Unless otherwise specified, abstract subtypes of sealed types are implicitly sealed, and concrete subtypes are implicitly final. This can be reversed by explicitly modifying the subtype with non-sealed. (Not for records, though; they are always final.)

Unsealing a subtype in a hierarchy doesn’t undermine all the benefits of sealing, because the (possibly inferred) set of explicitly permitted subtypes still constitutes a total covering. However, users who know about unsealed subtypes can use this information to their benefit (much like we do with exceptions today; you can catch FileNotFoundException separately from IOException if you want, but don’t have to.)

An example of where explicit unsealing (and private subtypes) is useful can be found in the JEP 334 API:

sealed interface ConstantDesc
    permits String, Integer, Float, Long, Double,
            ClassDesc, MethodTypeDesc, MethodHandleDesc,
            DynamicConstantDesc { }

sealed interface ClassDesc extends ConstantDesc
    permits PrimitiveClassDescImpl, ReferenceClassDescImpl { }

private class PrimitiveClassDescImpl implements ClassDesc { }
private class ReferenceClassDescImpl implements ClassDesc { }
sealed interface MethodTypeDesc extends ConstantDesc
    permits MethodTypeDescImpl { }

sealed interface MethodHandleDesc extends ConstantDesc
    permits DirectMethodHandleDesc, MethodHandleDescImpl { }
sealed interface DirectMethodHandleDesc extends MethodHandleDesc
    permits DirectMethodHandleDescImpl { }

// designed for subclassing
non-sealed class DynamicConstantDesc extends ConstantDesc { ... }


The combination of records and sealed types follows a powerful, and well-understood, pattern for describing related groups of structured data, and there are many situations where it can improve the readability and concision of common code.
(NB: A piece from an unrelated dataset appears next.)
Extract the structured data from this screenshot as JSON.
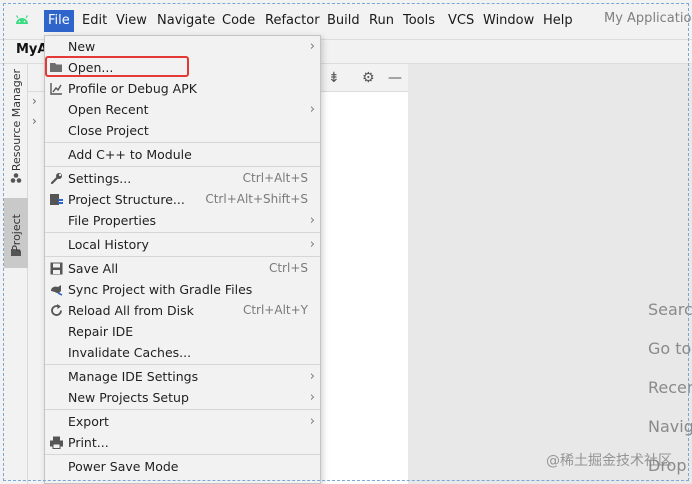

Records may not be suitable for all code that would like some relief from the boilerplate of declaration; we plan to continue to look into features that can improve the situation for these use cases as well.